John Hobart, 2nd Earl of Buckinghamshire (1723-1793)
By family tradition, the emeralds were a gift to the 2nd Earl during his Embassy to the Court of St Petersburg from Catherine the Great, Empress of Russia.
Caroline, Lady Buckinghamshire (d. 1817)
Listed amongst her collection after her death were 'a necklace of emeralds mounted in gold and another of unidentified green stones'.
Amelia Anne, 'Emily', Viscountess Castlereagh, later Marchioness of Londonderry (1762-1829).
Their daughter was married to Robert Stewart, Viscount Castlereagh, later 2nd Marquis of Londonderry, the Foreign Secretary; upon her death, the Crown Jewellers, Rundell, Bridge and Rundell, listed amongst her effects 'an emerald and diamond necklace with drops'.
John Kerr, 7th Marquis of Lothian (1794-1841).
As Emily died without issue, the emeralds passed to her nephew, the 7th Marquis of Lothian. Lothian remounted the emeralds in 1832 into the present necklace which has remained unaltered since. The necklace has passed through subsequent generations of the Lothian family, including the 12th Marquis, whose wife wore the emeralds at the coronation of Queen Elizabeth II on 2 June 1953.

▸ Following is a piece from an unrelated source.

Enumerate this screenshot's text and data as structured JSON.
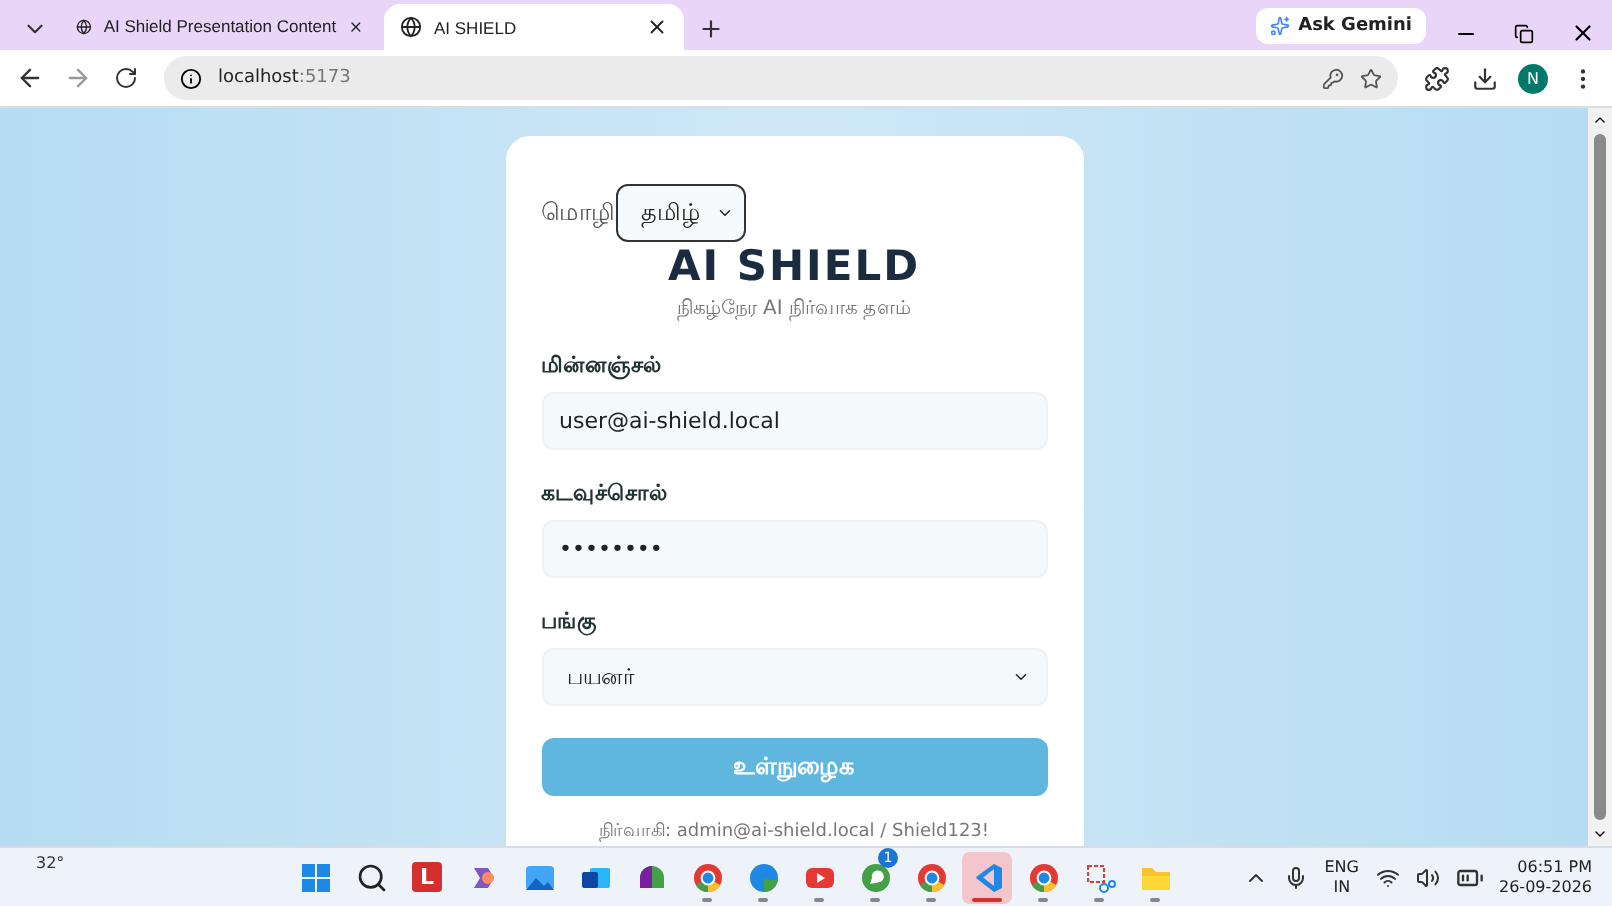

Notes: The long-held family tradition, that the emeralds from the necklace were presented to the 2nd Earl of Buckinghamshire by Catherine the Great, is an intriguing aside to an already prestigious provenance. Although there is no verifying literature regarding the Russian history, the emeralds remain an intrinsic part of a jewel that has decorated the necks of generations of the aristocracy.

Christie's. Jewels : The Geneva Sale. 20 November 2008. Geneva. Image Christie's Ltd 2008. www.christies.com